### REQUIRED ACTION
Find how many lines in the material below contain the word "Hola" and give only that number.

### RECORDS FOR THIS TASK
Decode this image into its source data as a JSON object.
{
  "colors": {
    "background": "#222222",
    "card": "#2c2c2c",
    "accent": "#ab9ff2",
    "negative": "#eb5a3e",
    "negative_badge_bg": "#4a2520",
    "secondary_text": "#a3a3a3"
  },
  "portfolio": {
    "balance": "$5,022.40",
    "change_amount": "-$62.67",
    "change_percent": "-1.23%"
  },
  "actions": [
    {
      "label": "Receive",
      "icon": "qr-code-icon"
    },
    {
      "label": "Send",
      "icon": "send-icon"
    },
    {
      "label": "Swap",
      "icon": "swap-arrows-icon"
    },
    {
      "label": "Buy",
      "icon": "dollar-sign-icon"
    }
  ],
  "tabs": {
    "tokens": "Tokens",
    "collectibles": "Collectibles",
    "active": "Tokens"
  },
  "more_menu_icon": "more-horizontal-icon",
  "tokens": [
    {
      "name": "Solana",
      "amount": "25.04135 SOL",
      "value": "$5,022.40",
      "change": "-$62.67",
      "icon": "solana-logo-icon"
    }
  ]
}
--
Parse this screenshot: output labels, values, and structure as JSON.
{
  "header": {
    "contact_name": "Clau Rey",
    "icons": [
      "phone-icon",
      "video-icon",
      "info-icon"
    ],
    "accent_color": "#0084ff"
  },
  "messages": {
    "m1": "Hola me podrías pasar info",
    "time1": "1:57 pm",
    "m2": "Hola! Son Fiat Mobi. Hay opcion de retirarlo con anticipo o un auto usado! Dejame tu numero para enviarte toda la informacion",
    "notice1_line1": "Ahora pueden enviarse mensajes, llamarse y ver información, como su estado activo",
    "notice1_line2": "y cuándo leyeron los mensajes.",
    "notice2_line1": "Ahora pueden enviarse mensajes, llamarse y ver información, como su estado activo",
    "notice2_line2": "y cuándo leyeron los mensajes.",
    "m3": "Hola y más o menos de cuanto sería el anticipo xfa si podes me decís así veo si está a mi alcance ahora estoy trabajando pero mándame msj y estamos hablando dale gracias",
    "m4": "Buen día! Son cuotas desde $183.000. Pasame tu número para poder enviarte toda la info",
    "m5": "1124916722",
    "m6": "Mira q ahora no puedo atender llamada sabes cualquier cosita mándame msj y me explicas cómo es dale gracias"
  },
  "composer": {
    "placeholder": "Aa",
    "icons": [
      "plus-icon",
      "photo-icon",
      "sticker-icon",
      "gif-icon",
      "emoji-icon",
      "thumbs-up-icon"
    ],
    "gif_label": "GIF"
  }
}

### SOLUTION
3